### Material to process
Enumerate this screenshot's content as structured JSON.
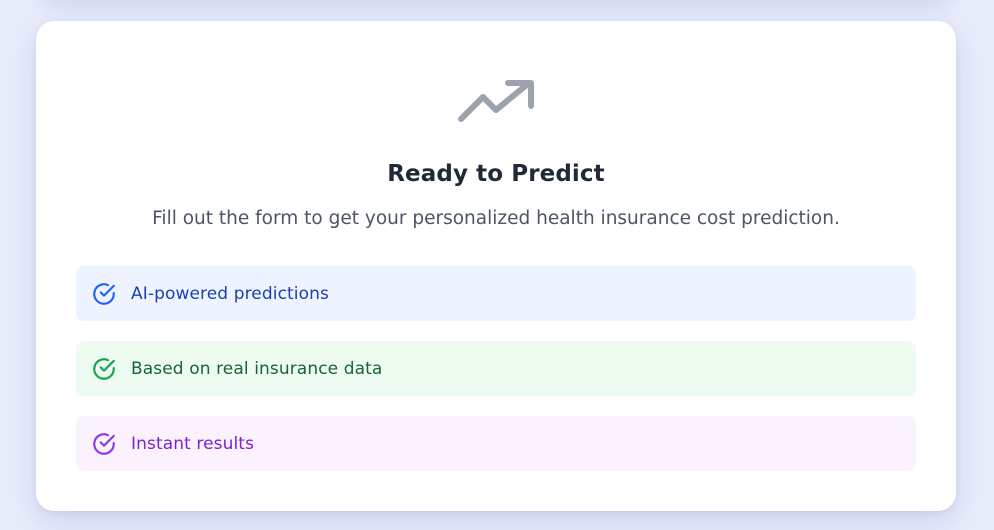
{
  "card": {
    "title": "Ready to Predict",
    "subtitle": "Fill out the form to get your personalized health insurance cost prediction.",
    "hero_icon": "trending-up-icon"
  },
  "features": [
    {
      "label": "AI-powered predictions",
      "icon": "check-circle-icon",
      "accent": "#2563eb",
      "background": "#eef4ff"
    },
    {
      "label": "Based on real insurance data",
      "icon": "check-circle-icon",
      "accent": "#16a34a",
      "background": "#edfbf1"
    },
    {
      "label": "Instant results",
      "icon": "check-circle-icon",
      "accent": "#9333ea",
      "background": "#faf3fe"
    }
  ],
  "colors": {
    "page_background": "#e8ecfb",
    "icon_gray": "#9ca3af",
    "title": "#1f2937",
    "subtitle": "#4b5563"
  }
}
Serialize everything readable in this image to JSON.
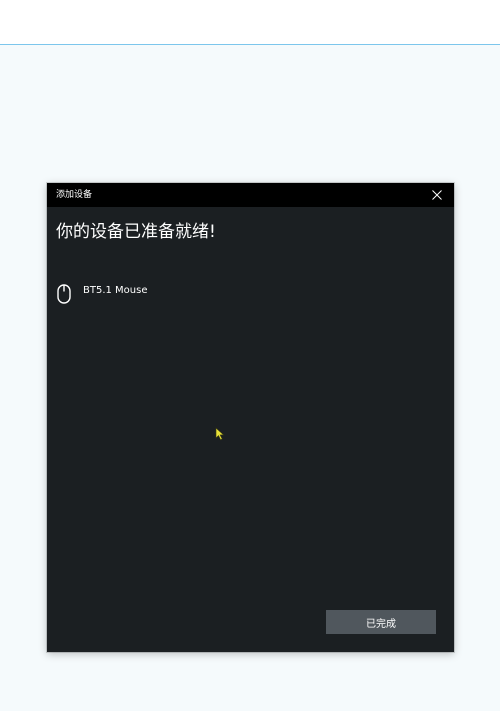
{
  "dialog": {
    "title": "添加设备",
    "heading": "你的设备已准备就绪!",
    "device": {
      "name": "BT5.1 Mouse",
      "icon": "mouse-icon"
    },
    "done_label": "已完成",
    "close_icon": "close-icon"
  },
  "colors": {
    "page_background": "#f5fafc",
    "top_border": "#7cc6ec",
    "dialog_background": "#1b1f22",
    "titlebar_background": "#000000",
    "button_background": "#50575d",
    "text": "#ffffff",
    "cursor": "#e8e23a"
  }
}
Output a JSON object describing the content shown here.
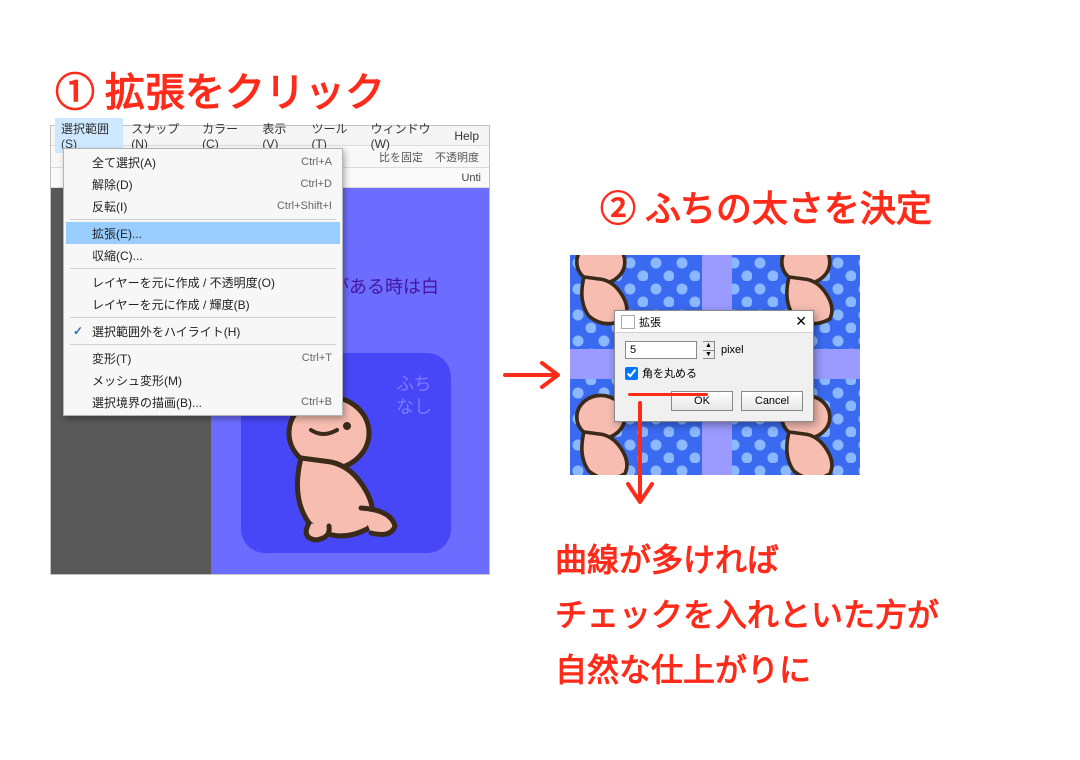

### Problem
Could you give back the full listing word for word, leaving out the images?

### Result of the exercise
Enumerate this screenshot's content as structured JSON.
{
  "card": {
    "title": "Ready to Predict",
    "subtitle": "Fill out the form to get your personalized health insurance cost prediction.",
    "hero_icon": "trending-up-icon"
  },
  "features": [
    {
      "label": "AI-powered predictions",
      "icon": "check-circle-icon",
      "accent": "#2563eb",
      "background": "#eef4ff"
    },
    {
      "label": "Based on real insurance data",
      "icon": "check-circle-icon",
      "accent": "#16a34a",
      "background": "#edfbf1"
    },
    {
      "label": "Instant results",
      "icon": "check-circle-icon",
      "accent": "#9333ea",
      "background": "#faf3fe"
    }
  ],
  "colors": {
    "page_background": "#e8ecfb",
    "icon_gray": "#9ca3af",
    "title": "#1f2937",
    "subtitle": "#4b5563"
  }
}
Serialize everything readable in this image to JSON.
{
  "dialog": {
    "title": "添加设备",
    "heading": "你的设备已准备就绪!",
    "device": {
      "name": "BT5.1 Mouse",
      "icon": "mouse-icon"
    },
    "done_label": "已完成",
    "close_icon": "close-icon"
  },
  "colors": {
    "page_background": "#f5fafc",
    "top_border": "#7cc6ec",
    "dialog_background": "#1b1f22",
    "titlebar_background": "#000000",
    "button_background": "#50575d",
    "text": "#ffffff",
    "cursor": "#e8e23a"
  }
}
Output a JSON object describing the content shown here.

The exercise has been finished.